I found a good fig tree near Hood Canal,Washington
it may be Gillette
I don’t know.
Offered to share cuttings on the forum.
Had a few interested.
It’s 100% not Gillette.
It could be Osborn Prolific/Neveralla or verns brown Turkey.
How long did it take from seed (or whenever you noticed them) to fruiting? I was wondering if I should plant seeds from some good varieties that I just grafted this year (assuming the grafts take and I get fruits )
Of course, I know the quality will depend on the male fig too and may not be persistent.
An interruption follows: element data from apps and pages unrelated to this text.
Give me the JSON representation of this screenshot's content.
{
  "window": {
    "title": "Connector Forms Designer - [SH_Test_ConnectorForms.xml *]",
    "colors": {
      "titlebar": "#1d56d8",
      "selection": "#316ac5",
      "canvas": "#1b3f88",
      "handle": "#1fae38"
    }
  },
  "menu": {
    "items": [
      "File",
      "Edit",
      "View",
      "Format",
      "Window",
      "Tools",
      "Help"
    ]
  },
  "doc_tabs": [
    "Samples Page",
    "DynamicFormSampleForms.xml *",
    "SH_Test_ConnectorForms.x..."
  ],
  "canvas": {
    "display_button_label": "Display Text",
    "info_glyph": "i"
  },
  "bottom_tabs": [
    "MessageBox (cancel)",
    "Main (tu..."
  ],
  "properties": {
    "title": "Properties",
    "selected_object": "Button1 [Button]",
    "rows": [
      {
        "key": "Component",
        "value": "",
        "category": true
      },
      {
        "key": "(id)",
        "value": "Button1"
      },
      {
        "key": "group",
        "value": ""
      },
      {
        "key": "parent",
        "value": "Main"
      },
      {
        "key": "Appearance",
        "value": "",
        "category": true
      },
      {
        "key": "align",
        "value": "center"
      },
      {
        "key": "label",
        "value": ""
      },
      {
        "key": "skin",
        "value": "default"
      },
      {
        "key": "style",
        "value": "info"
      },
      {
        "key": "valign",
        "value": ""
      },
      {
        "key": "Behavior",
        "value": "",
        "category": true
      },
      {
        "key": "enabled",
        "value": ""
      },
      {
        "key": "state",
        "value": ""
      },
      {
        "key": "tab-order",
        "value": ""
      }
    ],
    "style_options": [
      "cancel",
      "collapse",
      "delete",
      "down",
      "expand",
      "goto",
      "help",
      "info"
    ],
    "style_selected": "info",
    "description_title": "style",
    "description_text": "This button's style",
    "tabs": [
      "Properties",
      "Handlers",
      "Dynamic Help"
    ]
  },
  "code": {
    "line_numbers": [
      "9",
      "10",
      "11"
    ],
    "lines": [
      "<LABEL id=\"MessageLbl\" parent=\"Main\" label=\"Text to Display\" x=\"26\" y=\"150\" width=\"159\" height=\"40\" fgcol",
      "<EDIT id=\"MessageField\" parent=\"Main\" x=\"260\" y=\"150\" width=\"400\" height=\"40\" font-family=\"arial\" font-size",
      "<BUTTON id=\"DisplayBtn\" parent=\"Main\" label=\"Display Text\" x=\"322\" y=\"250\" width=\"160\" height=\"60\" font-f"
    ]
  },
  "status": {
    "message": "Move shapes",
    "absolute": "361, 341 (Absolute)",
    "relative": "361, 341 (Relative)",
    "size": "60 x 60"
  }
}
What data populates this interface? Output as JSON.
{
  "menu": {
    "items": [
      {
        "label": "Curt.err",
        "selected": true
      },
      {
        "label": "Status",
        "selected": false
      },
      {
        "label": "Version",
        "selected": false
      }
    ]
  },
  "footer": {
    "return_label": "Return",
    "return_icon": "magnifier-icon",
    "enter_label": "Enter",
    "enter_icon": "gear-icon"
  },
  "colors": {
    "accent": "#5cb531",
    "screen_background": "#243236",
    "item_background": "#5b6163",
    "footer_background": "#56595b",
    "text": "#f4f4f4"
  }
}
I don’t care much if it’s persistent but do care about flavor and time to fruit. If they produce in 2-3 years, it may be worth germinating some seeds to roll the dice.
I have grown from seed and it took 3 years to fruit. And that is here with my short season. I have a seedling I started last year under lockdown. Going on 2nd leaf and it’s about 15 inches tall right now. My wife is an ER nurse and right in the middle of this endemic so I named the fig Cofig 19.
I encourage all who can to grow from seed. It’s fun and easy. Eric in California has collected many male figs and has every premium fig out there. Well every male too. Like 50 of them. He plans to try various crosses and I’m hoping I get some to grow out too.
That tree in the upper right corner cracked my patio concrete! The tree is going to be cut down the 25th
A 50 foot Honey Locust, better than oak to burn! Great wood. I’m keeping it (and the wood chips). Now the 9 stone fruit trees and my fruiting shrubs in the back will get sun all day. The tree is east of the house.
And yes that is snow.
3 years for the ones in good sunny locations. 4 or even longer for others in shade. Seems to align with what Drew noted.
I’m also growing some of these wild finds. I haven’t tasted any yet, but I’m really excited for them.
I’ve also found a couple myself that I’m currently growing to test their quality. They were found growing in poor soil and in shade. The flavor had promise but their was something “off” about the taste. A sharp flavor which reminded me of one of those syrups that are added to flavored coffees, maybe almond or coconut. Both these had that flavor, so I’m thinking it may have been growing conditions. Hopefully anyway, as I think I will enjoy them more without that.
(Edit: I should add that these are suspected seedlings, I haven’t ruled everything out yet. They were found growing in a tangle of different figs, on a fence line, in a parking lot.)
Like I said
I don’t know what it is
but it does pretty well for the Puget Sound lowlands.
Parent tree is in poor condition
Nobody has pruned it
Cherry Cordial and La Joya were a couple more finds from Eric. Cherry Cordial is a very robust grower and I was able to get a couple of figs off a first year cutting. They tasted just like the name, a very deep flavorful cherry that was not too sweet.
The La Joya is a much slower grower and is slow enough that I may not get any fruit this year. It’s in a sunnier location, so hopefully it will take off this spring.
I also picked up a Meteorito this winter and have a couple cutting rooting right now. Excited about this one.
I’m definitely on a budget, so all of these were picked up via trade. I’ve done my best to continue passing them on.
I’m interested in that one if you want to trade cuttings next season.
Yeah I think that one needs the wasp. I can’t have them all! :}